Visualizing Intelligence & Genetics of Fear
... lesions in the left frontal cortex were associated with lower scores on the verbal comprehension index; lesions in the left frontal and parietal cortex (located behind the frontal lobe) were associated with lower scores on the working memory index; and lesions in the right parietal cortex were associated with lower scores on the perceptual organization index.This study used scans of persons with brain lesions to correlate with Wechsler test scores. Future brain scans will reveal far more detail anatomically and functionally. As spatial and temporal resolution of brain imaging improves, the newer brain imaging should provide far more insight into the neural correlates of intelligence.
Somewhat surprisingly, the study revealed a large amount of overlap in the brain regions responsible for verbal comprehension and working memory, which suggests that these two now-separate measures of cognitive ability may actually represent the same type of intelligence, at least as assessed using the WAIS.
The details about the structure of intelligence provided by the study could be useful in future revisions of the WAIS test so that its various subtests are grouped on the basis of neuroanatomical similarity rather than on behavior, as is the case now.
In addition, the brain maps produced by the study could be used as a diagnostic aid. Clinicians could combine the maps with their patients' Wechsler test results to help localize likely areas of brain damage. "It wouldn't be sufficient to be diagnostic, but it would provide information that clinicians could definitely use about what parts of the brain are dysfunctional," Adolphs says.
The converse--using brain-scan results to predict the IQ of patients as measured by the Weschler test--may also be possible. Although the results wouldn't be as clear-cut as they are in patients with brain lesions, Adolphs says, "you could take a large sample of healthy brains and measure the relative volumes of specific brain areas and draw some associations with these IQ factors." _Eurekalert
On another topic, research into the neuroscience of fear is revealing the importance of genetic polymorphisms in the experience and recovery from fear and anxiety in everyday life.

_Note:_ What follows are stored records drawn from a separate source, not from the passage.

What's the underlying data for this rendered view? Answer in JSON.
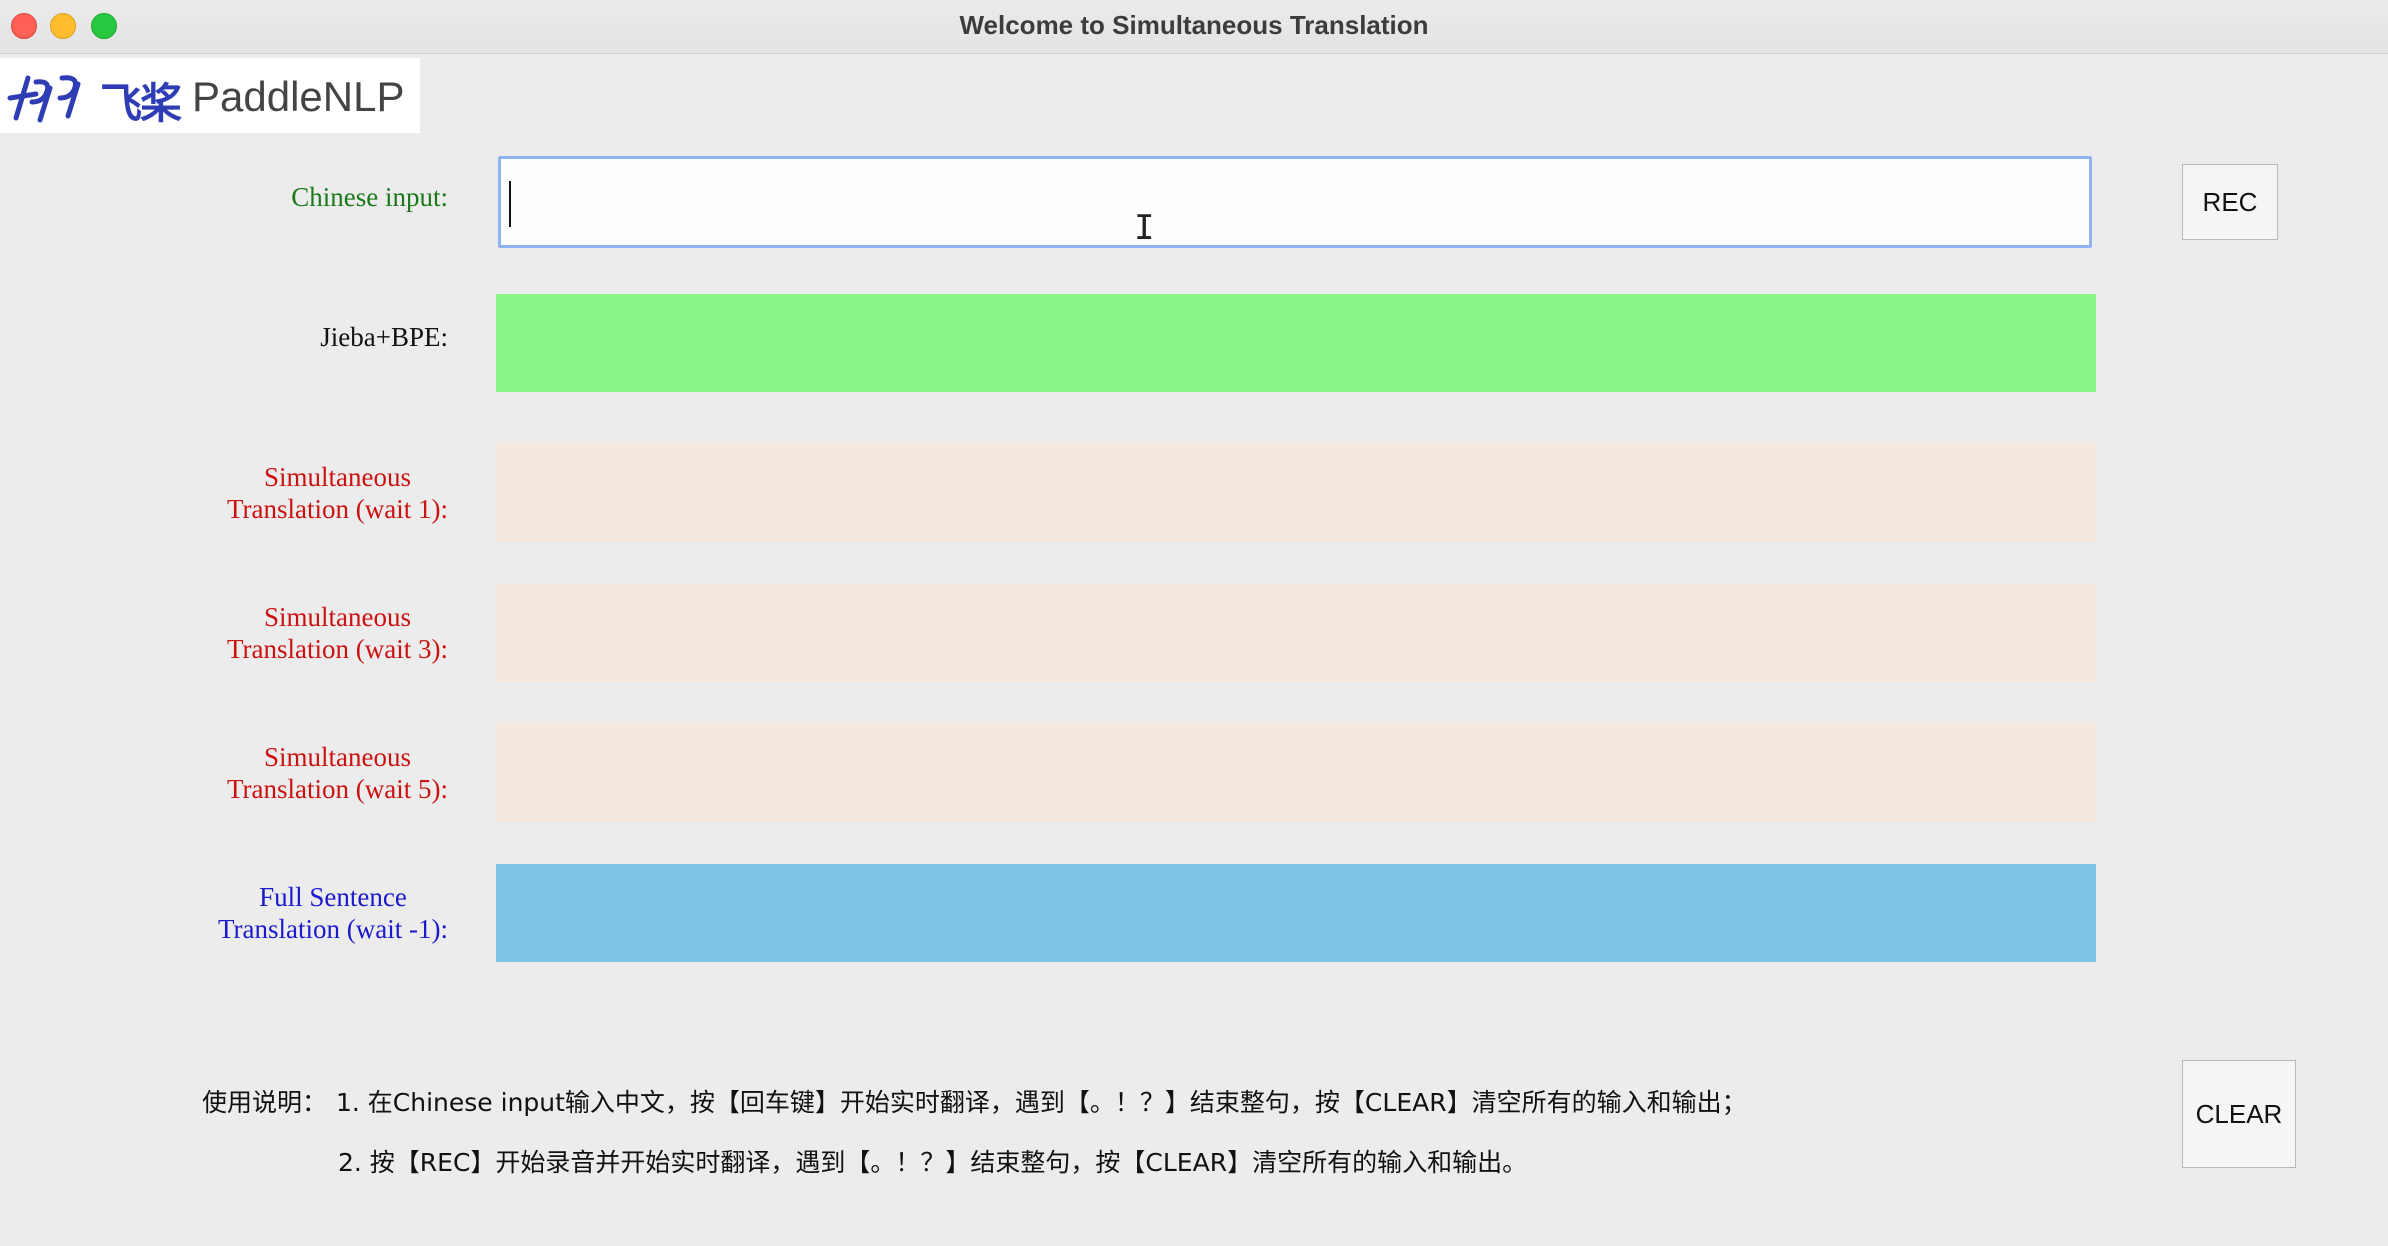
{
  "window": {
    "title": "Welcome to Simultaneous Translation"
  },
  "logo": {
    "cn_text": "飞桨",
    "en_text": "PaddleNLP"
  },
  "rows": {
    "input": {
      "label": "Chinese input:",
      "value": "",
      "color": "#1a7a1a"
    },
    "jieba": {
      "label": "Jieba+BPE:",
      "value": "",
      "color": "#111111",
      "fill": "#8af58a"
    },
    "wait1": {
      "label_line1": "Simultaneous",
      "label_line2": "Translation (wait 1):",
      "value": "",
      "color": "#cc1111",
      "fill": "#f5e9df"
    },
    "wait3": {
      "label_line1": "Simultaneous",
      "label_line2": "Translation (wait 3):",
      "value": "",
      "color": "#cc1111",
      "fill": "#f5e9df"
    },
    "wait5": {
      "label_line1": "Simultaneous",
      "label_line2": "Translation (wait 5):",
      "value": "",
      "color": "#cc1111",
      "fill": "#f5e9df"
    },
    "full": {
      "label_line1": "Full Sentence",
      "label_line2": "Translation (wait -1):",
      "value": "",
      "color": "#1a1acc",
      "fill": "#7ec4e6"
    }
  },
  "buttons": {
    "rec": "REC",
    "clear": "CLEAR"
  },
  "help": {
    "prefix": "使用说明：",
    "line1": "1. 在Chinese input输入中文，按【回车键】开始实时翻译，遇到【。！？】结束整句，按【CLEAR】清空所有的输入和输出；",
    "line2": "2. 按【REC】开始录音并开始实时翻译，遇到【。！？】结束整句，按【CLEAR】清空所有的输入和输出。"
  }
}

The results showed that while the participants with the shorter version of the serotonin transporter gene developed a very strong physiological fear response to picture A, participants with a longer version of the gene did not. In addition, a variation in the gene coding for the COMT enzyme was associated with fear extinction - volunteers with this particular variant were able to very quickly overcome their fear while volunteers with the other variant failed to do so.We are all unique in our responses to our different environments. While some are certainly predisposed genetically to experience more fear and anxiety in response to ordinary everyday experiences, we should all be allowed to learn how to overcome fear and anxiety responses in order to be able to pursue our life's goals. In the absence of such training to overcome innate anxiety responses, individuals can be prone to obsessing on perceived external obstacles to success. Such obsession on externals makes it almost impossible to understand the far more important internal obstacles to reaching satisfactory plateaus of achievement.
The researchers note that these findings have very interesting implications for understanding gene-environment interactions and that "genes may act through the environment by making carriers of particular gene combinations more likely than other individuals to easily pick up and retain fear of stimuli associated with threat and trauma." The authors go on to suggest that these findings may indicate that individuals with specific polymorphisms may be more susceptible to anxiety disorders by being more prone to developing fear and being less likely to overcome that fear by common cognitive behavioral treatments which are based on the extinction principle. _SD